### INFORMATION GIVEN
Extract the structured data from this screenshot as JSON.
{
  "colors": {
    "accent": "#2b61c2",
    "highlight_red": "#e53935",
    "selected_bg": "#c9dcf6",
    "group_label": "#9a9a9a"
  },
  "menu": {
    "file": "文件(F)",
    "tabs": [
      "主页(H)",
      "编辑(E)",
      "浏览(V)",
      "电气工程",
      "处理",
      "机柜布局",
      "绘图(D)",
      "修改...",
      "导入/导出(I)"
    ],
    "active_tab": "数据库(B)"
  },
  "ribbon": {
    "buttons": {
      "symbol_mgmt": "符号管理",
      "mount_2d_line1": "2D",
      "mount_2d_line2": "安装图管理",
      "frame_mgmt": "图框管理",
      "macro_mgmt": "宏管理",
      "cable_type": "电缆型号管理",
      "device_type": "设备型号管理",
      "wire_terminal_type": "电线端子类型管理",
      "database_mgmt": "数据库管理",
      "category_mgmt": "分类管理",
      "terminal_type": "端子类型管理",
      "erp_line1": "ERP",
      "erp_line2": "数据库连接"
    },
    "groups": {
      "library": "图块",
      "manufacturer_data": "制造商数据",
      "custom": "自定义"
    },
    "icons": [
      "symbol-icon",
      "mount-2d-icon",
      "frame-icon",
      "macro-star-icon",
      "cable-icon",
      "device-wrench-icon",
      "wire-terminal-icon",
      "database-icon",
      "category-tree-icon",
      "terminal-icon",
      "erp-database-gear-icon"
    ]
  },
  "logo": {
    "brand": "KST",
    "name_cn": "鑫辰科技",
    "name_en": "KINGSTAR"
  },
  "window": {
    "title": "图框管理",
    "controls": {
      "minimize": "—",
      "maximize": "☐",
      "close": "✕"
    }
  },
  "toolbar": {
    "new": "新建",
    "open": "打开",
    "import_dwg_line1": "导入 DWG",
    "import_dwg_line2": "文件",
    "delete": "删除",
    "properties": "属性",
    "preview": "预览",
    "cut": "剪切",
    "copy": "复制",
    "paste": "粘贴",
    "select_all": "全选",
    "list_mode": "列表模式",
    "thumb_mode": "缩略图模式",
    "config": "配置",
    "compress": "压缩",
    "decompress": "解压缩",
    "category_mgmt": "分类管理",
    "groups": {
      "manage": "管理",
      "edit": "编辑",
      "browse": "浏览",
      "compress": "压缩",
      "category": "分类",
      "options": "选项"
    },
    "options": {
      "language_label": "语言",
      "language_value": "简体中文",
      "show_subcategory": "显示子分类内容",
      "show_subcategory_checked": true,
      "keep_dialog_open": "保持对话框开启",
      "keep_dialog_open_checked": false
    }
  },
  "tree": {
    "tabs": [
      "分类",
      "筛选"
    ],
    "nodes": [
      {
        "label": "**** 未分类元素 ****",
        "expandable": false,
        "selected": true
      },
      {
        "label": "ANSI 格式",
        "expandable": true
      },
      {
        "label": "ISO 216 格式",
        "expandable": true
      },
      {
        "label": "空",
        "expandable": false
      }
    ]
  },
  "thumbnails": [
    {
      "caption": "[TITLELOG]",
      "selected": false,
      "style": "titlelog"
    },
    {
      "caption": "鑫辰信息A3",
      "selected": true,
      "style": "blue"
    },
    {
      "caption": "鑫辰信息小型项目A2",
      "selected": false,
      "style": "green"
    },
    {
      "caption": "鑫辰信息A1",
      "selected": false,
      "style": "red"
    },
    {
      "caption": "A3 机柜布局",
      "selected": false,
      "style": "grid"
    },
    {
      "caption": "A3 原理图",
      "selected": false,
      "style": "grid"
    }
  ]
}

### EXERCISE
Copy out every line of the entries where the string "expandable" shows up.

### SOLUTION TO THIS TASK
        "expandable": false,
        "expandable": true
        "expandable": true
        "expandable": false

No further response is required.